- Use Cases
- Why Dizzion
Let’s get straight to the answer: everyone.
The desktop is the single application that everyone in an organization touches every day and it’s the one application that can promote or devastatingly halt productivity. At the end of the day, an unproductive workforce has impacts on every level of an organization:
Desktops are so ubiquitous that they’re not often thought about a business tool, or even a business critical application. But when you stop to think about it, they absolutely are.
Not only are desktops the cornerstone of corporate productivity, they can also be the gateway to a wealth of insights and information. Because they’re the portal used to engage with every other application and digital business function, desktop usage can tell companies if expensive applications are being used, what employees are spending their time on and if the desktops themselves are properly (or wastefully) resourced. It’s all a matter of how companies choose to look at the desktop. Is it a necessary but unimportant application? Or is it one of the most fundamental and powerful tools in the organization?
In this age of big data and analytics-driven decisions, it’s silly for organizations to overlook such a potentially powerful indicator. But getting the most out of desktops means understanding their place throughout the organization. Each organizational persona has different expectations and demands of the desktop.
The Turning Desktops Into Powerful Tools guide breaks organizations down into five major personas:
While there are some commonalities, there are many important differences in how each of these personas thinks about desktops and what they can ultimately get out of the application. To help you think deeper about desktops, the guide explores each persona in terms of:

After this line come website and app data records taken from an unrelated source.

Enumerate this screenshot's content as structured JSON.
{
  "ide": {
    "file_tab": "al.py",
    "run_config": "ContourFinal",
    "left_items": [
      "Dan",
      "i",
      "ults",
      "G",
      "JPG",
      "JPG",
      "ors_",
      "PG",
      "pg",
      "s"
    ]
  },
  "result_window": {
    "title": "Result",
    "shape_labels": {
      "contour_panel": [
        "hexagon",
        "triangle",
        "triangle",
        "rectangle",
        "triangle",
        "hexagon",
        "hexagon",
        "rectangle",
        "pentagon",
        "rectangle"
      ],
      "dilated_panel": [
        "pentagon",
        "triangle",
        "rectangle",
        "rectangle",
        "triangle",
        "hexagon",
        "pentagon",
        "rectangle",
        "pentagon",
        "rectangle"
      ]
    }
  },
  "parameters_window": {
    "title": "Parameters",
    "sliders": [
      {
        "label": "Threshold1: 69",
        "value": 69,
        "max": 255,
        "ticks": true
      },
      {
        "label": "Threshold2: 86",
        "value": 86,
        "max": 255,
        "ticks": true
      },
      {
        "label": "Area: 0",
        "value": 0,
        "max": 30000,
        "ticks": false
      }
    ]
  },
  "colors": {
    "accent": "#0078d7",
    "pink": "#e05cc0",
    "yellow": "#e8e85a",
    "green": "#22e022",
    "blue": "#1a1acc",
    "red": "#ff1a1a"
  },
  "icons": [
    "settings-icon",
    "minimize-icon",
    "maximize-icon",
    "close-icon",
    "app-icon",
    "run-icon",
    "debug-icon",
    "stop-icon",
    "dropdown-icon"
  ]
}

High performance is the baseline for every persona, but the higher up the “persona food chain” you get, the more the persona can also benefit from (and may actually need) desktops with deep analytics such as usage metrics and historical trend mapping.
As organizations search for cost savings measures and a way to get ahead of the competition, looking forward for innovations is important. But so is making sure the company is taking full advantage of all the pieces it currently has in place … and that includes the little old everyday desktop.

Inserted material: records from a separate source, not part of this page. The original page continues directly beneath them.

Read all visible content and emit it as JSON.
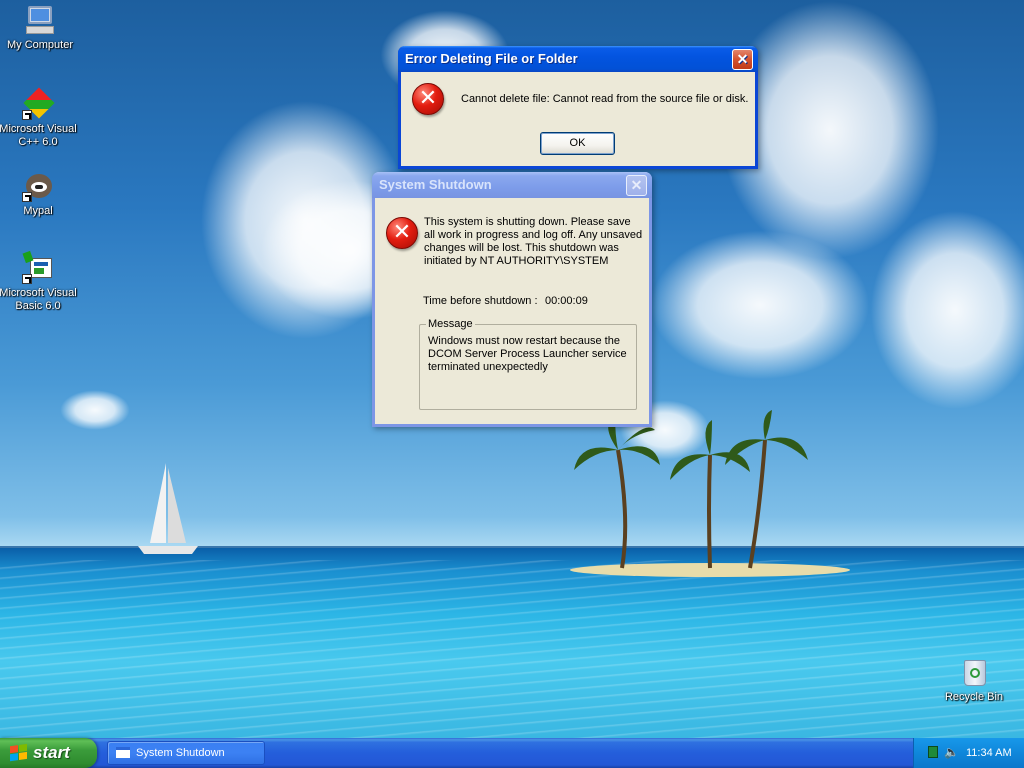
{
  "desktop": {
    "icons": [
      {
        "label": "My Computer",
        "icon": "my-computer-icon"
      },
      {
        "label": "Microsoft Visual C++ 6.0",
        "icon": "visual-cpp-icon"
      },
      {
        "label": "Mypal",
        "icon": "mypal-browser-icon"
      },
      {
        "label": "Microsoft Visual Basic 6.0",
        "icon": "visual-basic-icon"
      },
      {
        "label": "Recycle Bin",
        "icon": "recycle-bin-icon"
      }
    ]
  },
  "error_dialog": {
    "title": "Error Deleting File or Folder",
    "close": "✕",
    "icon": "error-icon",
    "message": "Cannot delete file: Cannot read from the source file or disk.",
    "ok_label": "OK"
  },
  "shutdown_dialog": {
    "title": "System Shutdown",
    "close": "✕",
    "icon": "error-icon",
    "message": "This system is shutting down. Please save all work in progress and log off. Any unsaved changes will be lost. This shutdown was initiated by NT AUTHORITY\\SYSTEM",
    "time_label": "Time before shutdown :",
    "time_value": "00:00:09",
    "message_group_label": "Message",
    "message_group_text": "Windows must now restart because the DCOM Server Process Launcher service terminated unexpectedly"
  },
  "taskbar": {
    "start_label": "start",
    "task_label": "System Shutdown",
    "clock": "11:34 AM",
    "colors": {
      "taskbar": "#245edb",
      "start": "#3b9c3b",
      "tray": "#0f87db"
    }
  }
}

Here’s a snippet from Turning Desktops Into Powerful Tools:
Engineers and admins are also dealing with a shift in how software solutions are purchased and implemented. While traditionally these decisions went through IT, they are increasingly being made at the department level, leaving engineers and admins to deal with a sprawling solution footprint and the associated computing resource requirements (which may differ from the resources implemented when the desktop was initially purchased or provisioned).

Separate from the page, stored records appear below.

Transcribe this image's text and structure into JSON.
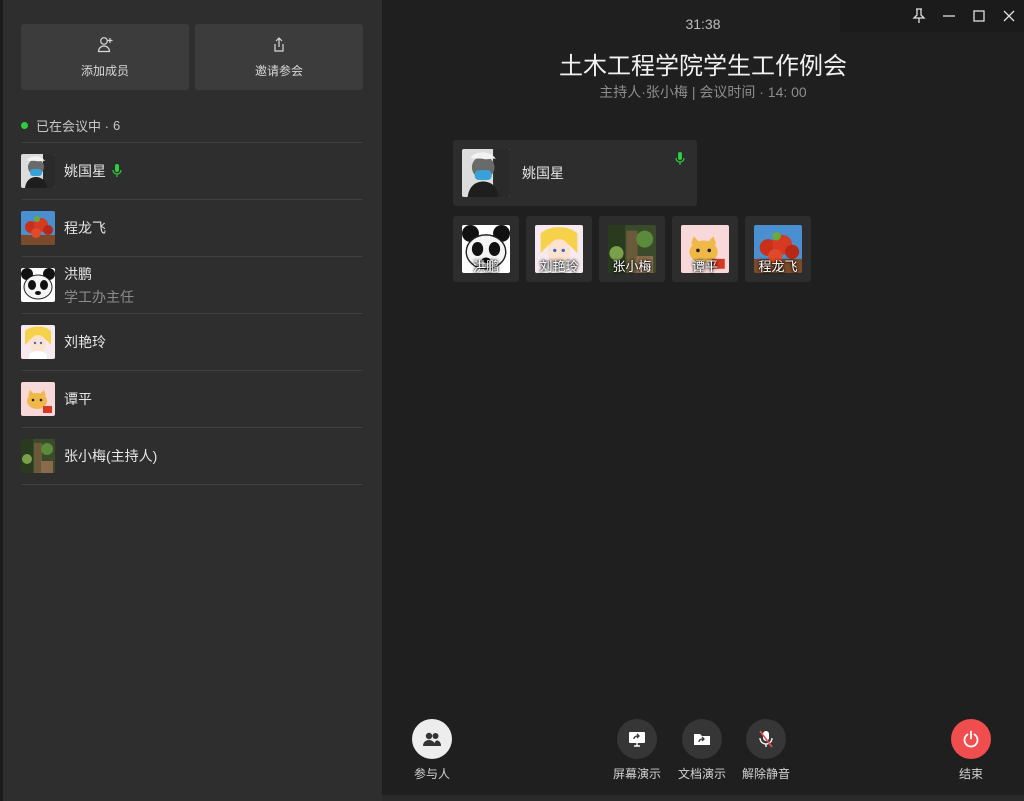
{
  "sidebar": {
    "add_member_label": "添加成员",
    "invite_label": "邀请参会",
    "status_text": "已在会议中 ·",
    "status_count": "6",
    "members": [
      {
        "name": "姚国星",
        "role": "",
        "speaking": true,
        "avatar": "masked-person-avatar"
      },
      {
        "name": "程龙飞",
        "role": "",
        "speaking": false,
        "avatar": "flower-basket-avatar"
      },
      {
        "name": "洪鹏",
        "role": "学工办主任",
        "speaking": false,
        "avatar": "panda-avatar"
      },
      {
        "name": "刘艳玲",
        "role": "",
        "speaking": false,
        "avatar": "anime-girl-avatar"
      },
      {
        "name": "谭平",
        "role": "",
        "speaking": false,
        "avatar": "cartoon-cat-avatar"
      },
      {
        "name": "张小梅(主持人)",
        "role": "",
        "speaking": false,
        "avatar": "garden-avatar"
      }
    ]
  },
  "meeting": {
    "timer": "31:38",
    "title": "土木工程学院学生工作例会",
    "subtitle": "主持人·张小梅 | 会议时间 · 14: 00",
    "active_speaker": "姚国星",
    "tiles": [
      "洪鹏",
      "刘艳玲",
      "张小梅",
      "谭平",
      "程龙飞"
    ]
  },
  "toolbar": {
    "participants_label": "参与人",
    "screen_share_label": "屏幕演示",
    "doc_share_label": "文档演示",
    "unmute_label": "解除静音",
    "end_label": "结束"
  },
  "colors": {
    "speaking_green": "#2ecc40",
    "end_red": "#f04e4e",
    "sidebar_bg": "#2e2e2e",
    "main_bg": "#1f1f1f"
  }
}
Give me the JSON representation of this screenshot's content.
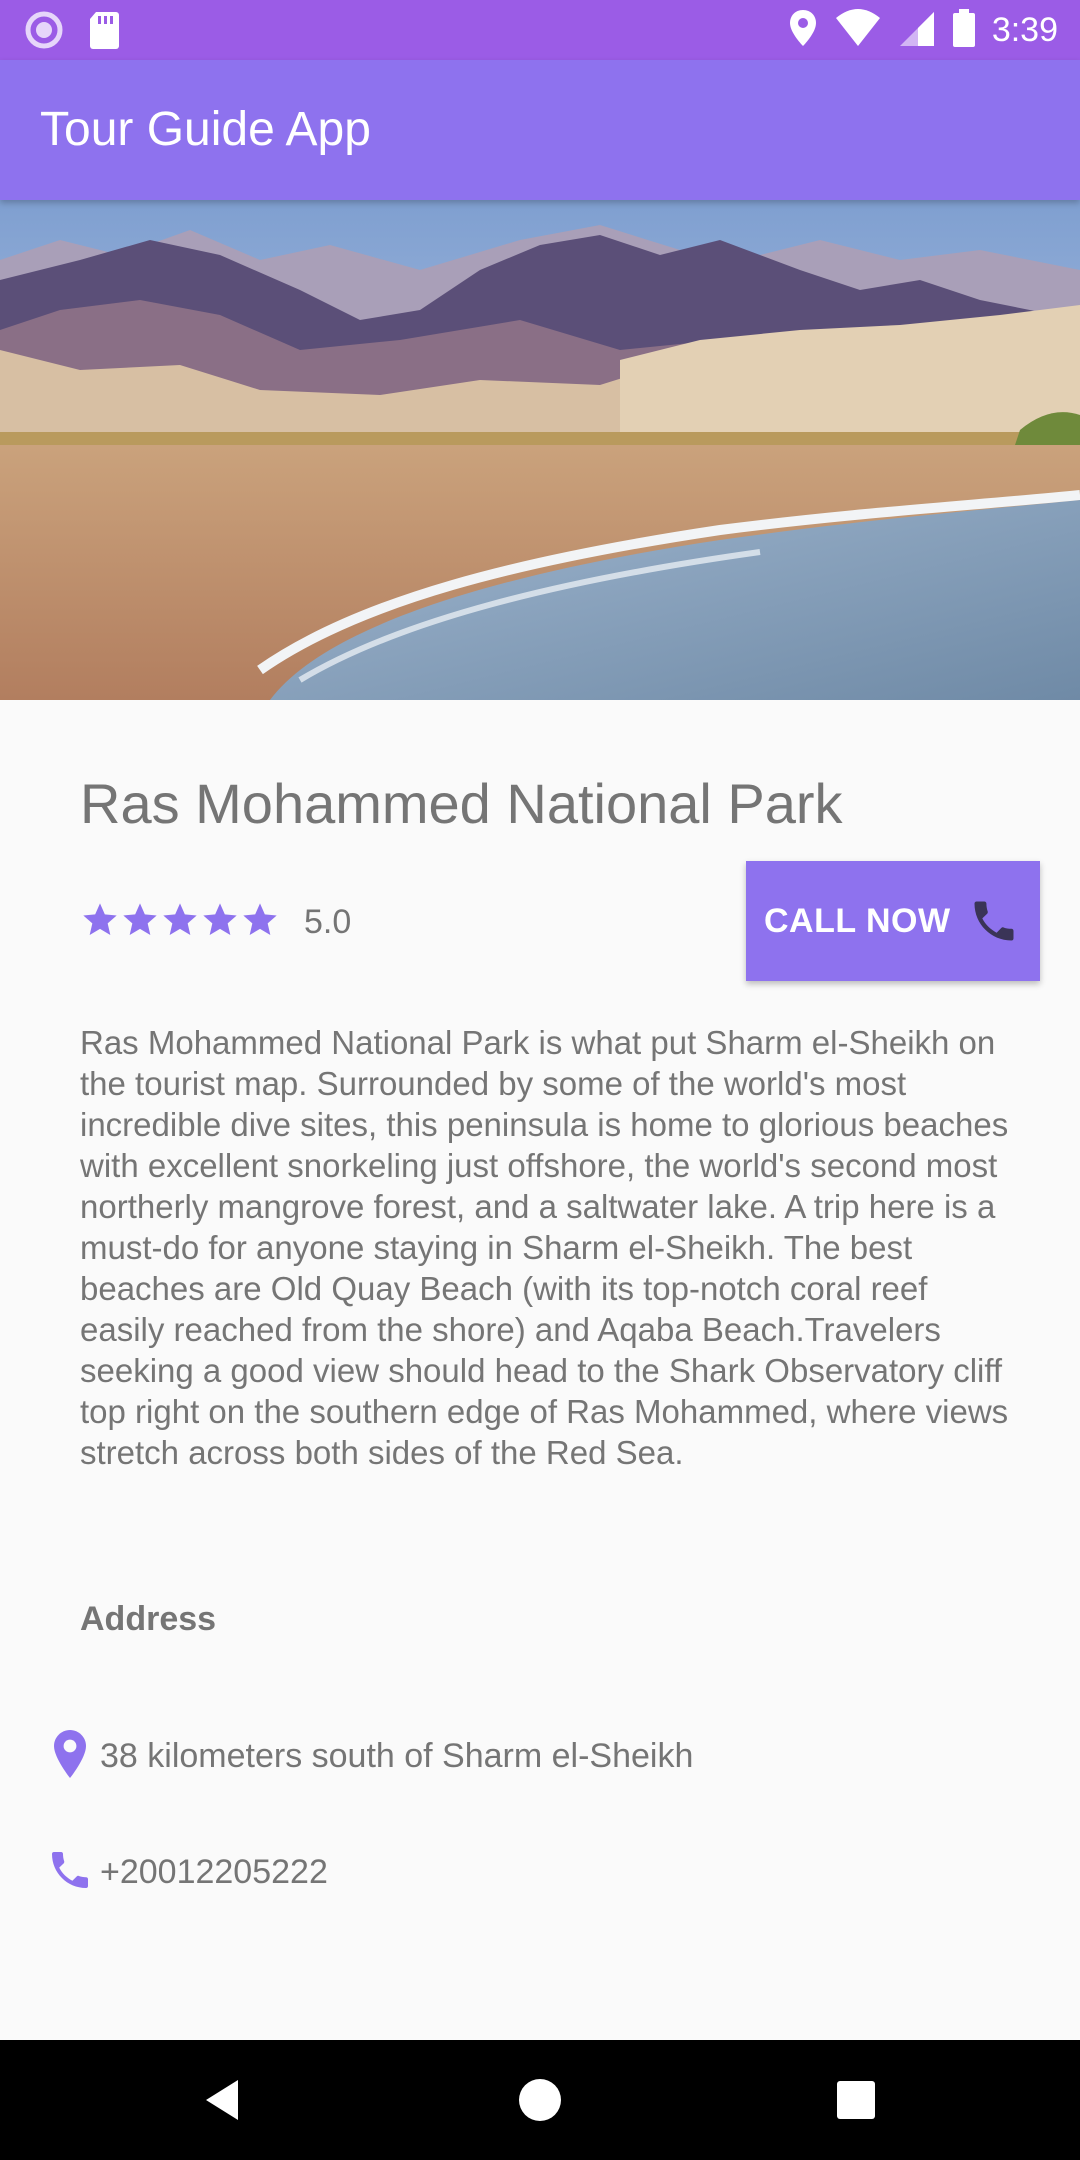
{
  "status_bar": {
    "time": "3:39",
    "icons": [
      "record-icon",
      "sd-card-icon",
      "location-icon",
      "wifi-icon",
      "cell-signal-icon",
      "battery-icon"
    ]
  },
  "app_bar": {
    "title": "Tour Guide App"
  },
  "place": {
    "name": "Ras Mohammed National Park",
    "rating": "5.0",
    "stars": 5,
    "description": "Ras Mohammed National Park is what put Sharm el-Sheikh on the tourist map. Surrounded by some of the world's most incredible dive sites, this peninsula is home to glorious beaches with excellent snorkeling just offshore, the world's second most northerly mangrove forest, and a saltwater lake. A trip here is a must-do for anyone staying in Sharm el-Sheikh. The best beaches are Old Quay Beach (with its top-notch coral reef easily reached from the shore) and Aqaba Beach.Travelers seeking a good view should head to the Shark Observatory cliff top right on the southern edge of Ras Mohammed, where views stretch across both sides of the Red Sea.",
    "call_button_label": "CALL NOW",
    "address_heading": "Address",
    "address": "38 kilometers south of Sharm el-Sheikh",
    "phone": "+20012205222"
  },
  "colors": {
    "status_bar": "#9b5ce6",
    "app_bar": "#8e72ee",
    "accent": "#8e72ee",
    "text": "#757575",
    "background": "#fafafa"
  },
  "nav_bar": {
    "buttons": [
      "back-icon",
      "home-icon",
      "recents-icon"
    ]
  }
}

Once a device or desktop has been issued, engineers and admins traditionally have little insight into how it’s performing and if it has the correct resources. Not having this information leaves them unable to make adjustments, potentially resulting in frustrated users without enough computing power or wasted resources in over-provisioned situations.